The trick to pushing the envelope further? Tackle the elephant in the hot tub: the issue of race in reality TV. With Chet out of the picture, Quinn and Rachel have taken the reins and cast pro football star Darius Hill (B.J. Britt) as Everlasting‘s black suitor — a move The Bachelor itself has yet to pull. Yet, Zimmer points out that UnREAL doesn’t spend all season on the topic. The show aims to provoke, not pander. “We’re not trying to cram any ideals down anybody’s throat,” she says. “We’re just shining a light on them.” And besides, she adds, the drama’s more fun: “We do some pretty horrible things to these people this season.”
Horrible things like bringing in surefire ratings-boosting contestants — standouts include Beth Ann (Lindsay Musil), a southern belle whose claim to fame is an Instagram photo of her wearing a Confederate-flag bikini, and Ruby (Denée Benton), a black-rights activist Rachel strong-arms into joining the show instead of finishing college — and introducing new players like John Booth (Ioan Gruffudd), a tech billionaire who sets his sights on Quinn, and Coleman (Michael Rady), a respected filmmaker brought on by the network who catches Rachel’s eye, even though she claims to have sworn off workplace romance after last season’s love triangle with suitor Adam (Freddie Stroma) and former flame Jeremy (Josh Kelly), both of whom will make return appearances in season 2.

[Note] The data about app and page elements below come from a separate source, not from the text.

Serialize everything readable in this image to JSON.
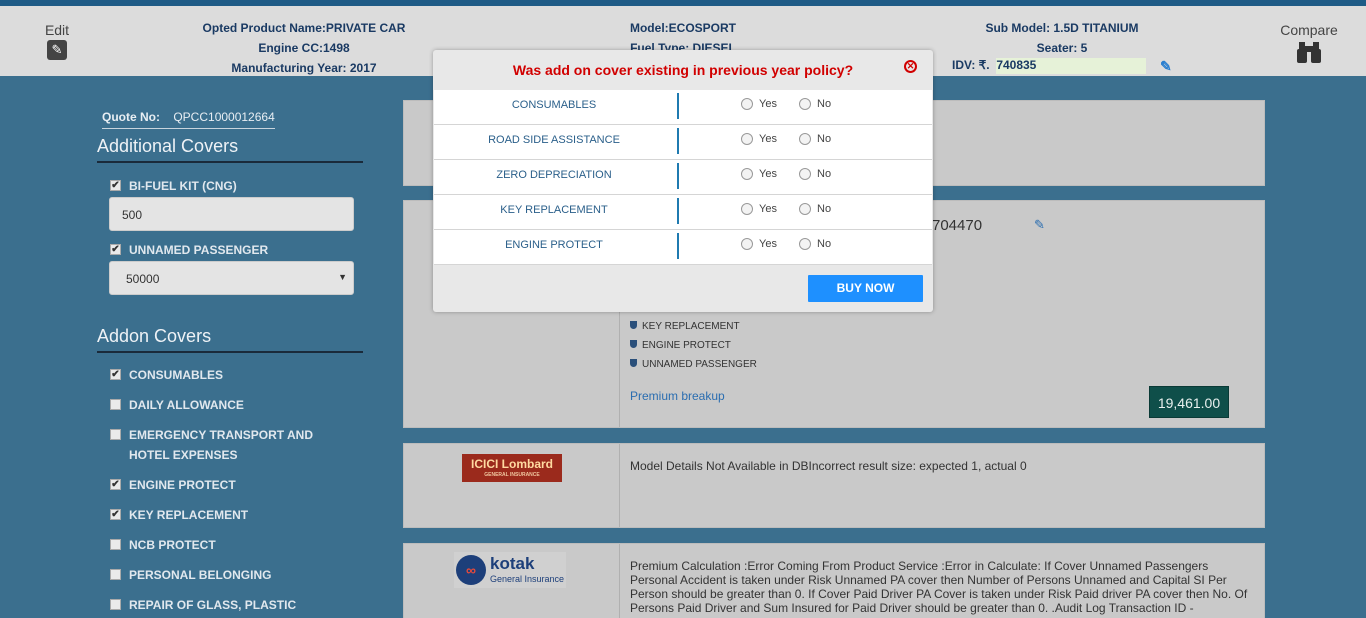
{
  "header": {
    "edit_label": "Edit",
    "compare_label": "Compare",
    "product_name": "Opted Product Name:PRIVATE CAR",
    "engine_cc": "Engine CC:1498",
    "mfg_year": "Manufacturing Year: 2017",
    "model": "Model:ECOSPORT",
    "fuel_type": "Fuel Type: DIESEL",
    "sub_model": "Sub Model: 1.5D TITANIUM",
    "seater": "Seater: 5",
    "idv_label": "IDV: ₹.",
    "idv_value": "740835"
  },
  "sidebar": {
    "quote_label": "Quote No:",
    "quote_value": "QPCC1000012664",
    "additional_title": "Additional Covers",
    "additional": [
      {
        "label": "BI-FUEL KIT (CNG)",
        "checked": true,
        "value": "500"
      },
      {
        "label": "UNNAMED PASSENGER",
        "checked": true,
        "value": "50000"
      }
    ],
    "addon_title": "Addon Covers",
    "addons": [
      {
        "label": "CONSUMABLES",
        "checked": true
      },
      {
        "label": "DAILY ALLOWANCE",
        "checked": false
      },
      {
        "label": "EMERGENCY TRANSPORT AND",
        "label2": "HOTEL EXPENSES",
        "checked": false
      },
      {
        "label": "ENGINE PROTECT",
        "checked": true
      },
      {
        "label": "KEY REPLACEMENT",
        "checked": true
      },
      {
        "label": "NCB PROTECT",
        "checked": false
      },
      {
        "label": "PERSONAL BELONGING",
        "checked": false
      },
      {
        "label": "REPAIR OF GLASS, PLASTIC",
        "checked": false
      }
    ]
  },
  "cards": {
    "card2": {
      "policy_number_partial": "704470",
      "covers": [
        "KEY REPLACEMENT",
        "ENGINE PROTECT",
        "UNNAMED PASSENGER"
      ],
      "premium_link": "Premium breakup",
      "price": "19,461.00"
    },
    "card3": {
      "logo": "ICICI Lombard",
      "logo_sub": "GENERAL INSURANCE",
      "message": "Model Details Not Available in DBIncorrect result size: expected 1, actual 0"
    },
    "card4": {
      "logo_name": "kotak",
      "logo_sub": "General Insurance",
      "message_lines": [
        "Premium Calculation :Error Coming From Product Service :Error in Calculate: If Cover Unnamed Passengers",
        "Personal Accident is taken under Risk Unnamed PA cover then Number of Persons Unnamed and Capital SI Per",
        "Person should be greater than 0. If Cover Paid Driver PA Cover is taken under Risk Paid driver PA cover then No. Of",
        "Persons Paid Driver and Sum Insured for Paid Driver should be greater than 0. .Audit Log Transaction ID -"
      ]
    }
  },
  "modal": {
    "title": "Was add on cover existing in previous year policy?",
    "yes_label": "Yes",
    "no_label": "No",
    "rows": [
      "CONSUMABLES",
      "ROAD SIDE ASSISTANCE",
      "ZERO DEPRECIATION",
      "KEY REPLACEMENT",
      "ENGINE PROTECT"
    ],
    "buy_label": "BUY NOW"
  }
}
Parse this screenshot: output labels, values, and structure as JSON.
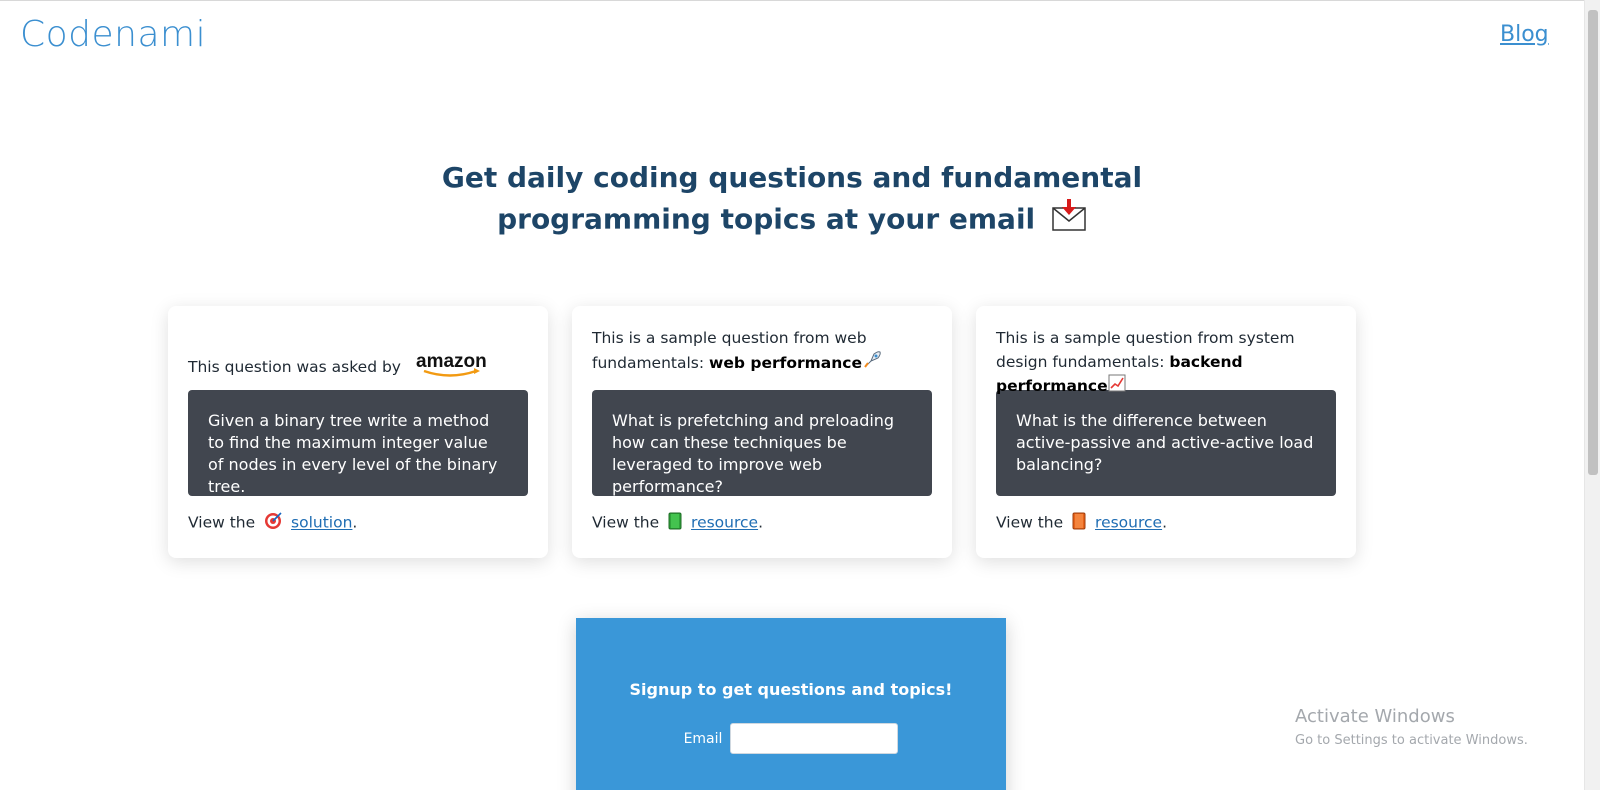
{
  "header": {
    "brand": "Codenami",
    "blog_link": "Blog"
  },
  "hero": {
    "title_line1": "Get daily coding questions and fundamental",
    "title_line2": "programming topics at your email"
  },
  "cards": [
    {
      "intro": "This question was asked by",
      "company_logo": "amazon",
      "question": "Given a binary tree write a method to find the maximum integer value of nodes in every level of the binary tree.",
      "view_prefix": "View the",
      "link_text": "solution",
      "icon": "target-icon"
    },
    {
      "intro_prefix": "This is a sample question from web fundamentals:",
      "topic": "web performance",
      "topic_icon": "rocket-icon",
      "question": "What is prefetching and preloading how can these techniques be leveraged to improve web performance?",
      "view_prefix": "View the",
      "link_text": "resource",
      "icon": "green-book-icon"
    },
    {
      "intro_prefix": "This is a sample question from system design fundamentals:",
      "topic": "backend performance",
      "topic_icon": "chart-increasing-icon",
      "question": "What is the difference between active-passive and active-active load balancing?",
      "view_prefix": "View the",
      "link_text": "resource",
      "icon": "orange-book-icon"
    }
  ],
  "signup": {
    "title": "Signup to get questions and topics!",
    "email_label": "Email",
    "email_value": ""
  },
  "watermark": {
    "title": "Activate Windows",
    "subtitle": "Go to Settings to activate Windows."
  },
  "colors": {
    "brand": "#3b8fd0",
    "hero_text": "#1d4567",
    "question_box": "#41464f",
    "signup_bg": "#3a97d8"
  }
}
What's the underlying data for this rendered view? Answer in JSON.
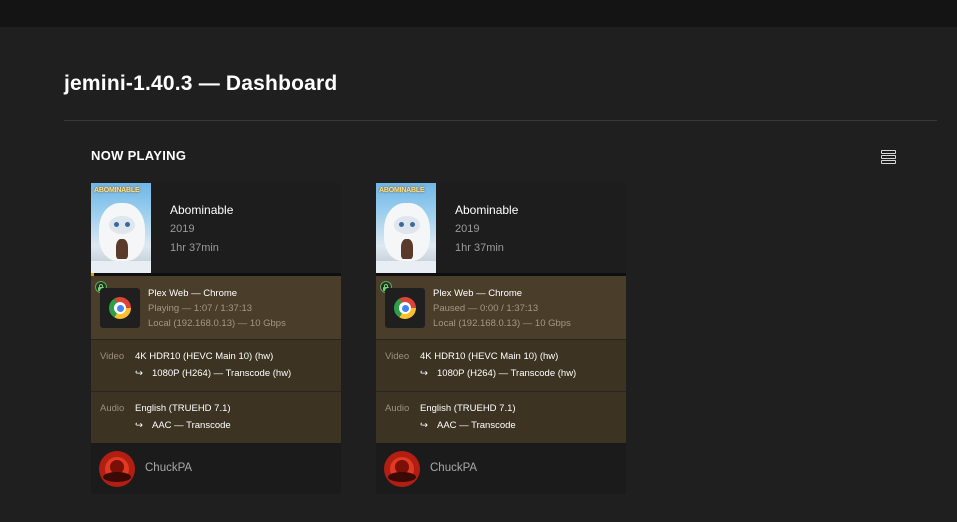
{
  "page": {
    "title": "jemini-1.40.3 — Dashboard",
    "section_title": "NOW PLAYING",
    "view_toggle_icon": "list-view-icon"
  },
  "colors": {
    "background": "#1f1f1f",
    "accent": "#e5a00d",
    "player_panel": "#4a3d2a",
    "stream_panel": "#3d3322",
    "secure_green": "#4fb34f"
  },
  "sessions": [
    {
      "title": "Abominable",
      "year": "2019",
      "duration": "1hr 37min",
      "poster_title": "ABOMINABLE",
      "progress_fraction": 0.012,
      "secure_icon": "lock-icon",
      "player_icon": "chrome-icon",
      "player_name": "Plex Web  —  Chrome",
      "player_state": "Playing — 1:07 / 1:37:13",
      "player_address": "Local (192.168.0.13) — 10 Gbps",
      "video_label": "Video",
      "video_source": "4K HDR10 (HEVC Main 10) (hw)",
      "video_arrow": "↪",
      "video_target": "1080P (H264) — Transcode (hw)",
      "audio_label": "Audio",
      "audio_source": "English (TRUEHD 7.1)",
      "audio_arrow": "↪",
      "audio_target": "AAC — Transcode",
      "user_avatar_icon": "user-avatar-icon",
      "user_name": "ChuckPA"
    },
    {
      "title": "Abominable",
      "year": "2019",
      "duration": "1hr 37min",
      "poster_title": "ABOMINABLE",
      "progress_fraction": 0,
      "secure_icon": "lock-icon",
      "player_icon": "chrome-icon",
      "player_name": "Plex Web  —  Chrome",
      "player_state": "Paused — 0:00 / 1:37:13",
      "player_address": "Local (192.168.0.13) — 10 Gbps",
      "video_label": "Video",
      "video_source": "4K HDR10 (HEVC Main 10) (hw)",
      "video_arrow": "↪",
      "video_target": "1080P (H264) — Transcode (hw)",
      "audio_label": "Audio",
      "audio_source": "English (TRUEHD 7.1)",
      "audio_arrow": "↪",
      "audio_target": "AAC — Transcode",
      "user_avatar_icon": "user-avatar-icon",
      "user_name": "ChuckPA"
    }
  ]
}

Amid all that, however, UnREAL remains built on Rachel and Quinn’s relationship. “They’re soul mates,” Shapiro explains. “With each episode, we ask, ‘Where are Quinn and Rachel?'” For the second season, the two start off on top — Rachel’s now showrunner, and Quinn’s the new Chet — but they’ll come to face one crucial question: If it’s feminist for Rachel to want to be the boss, would it be feminist for Quinn to share the throne? “They’re two incredibly strong women who want to have a successful television show, but the stories they want to tell are different,” Appleby explains of their power struggle. “Quinn and Rachel are arguing over content.” She bursts into laughter. “Sorry, ‘arguing over content’ just made me laugh. Like that’ll turn America on!” She pauses. “Look, we also have girls in bikinis a lot and scandalous football outfits. That’s good, right?” We’ll take all of it.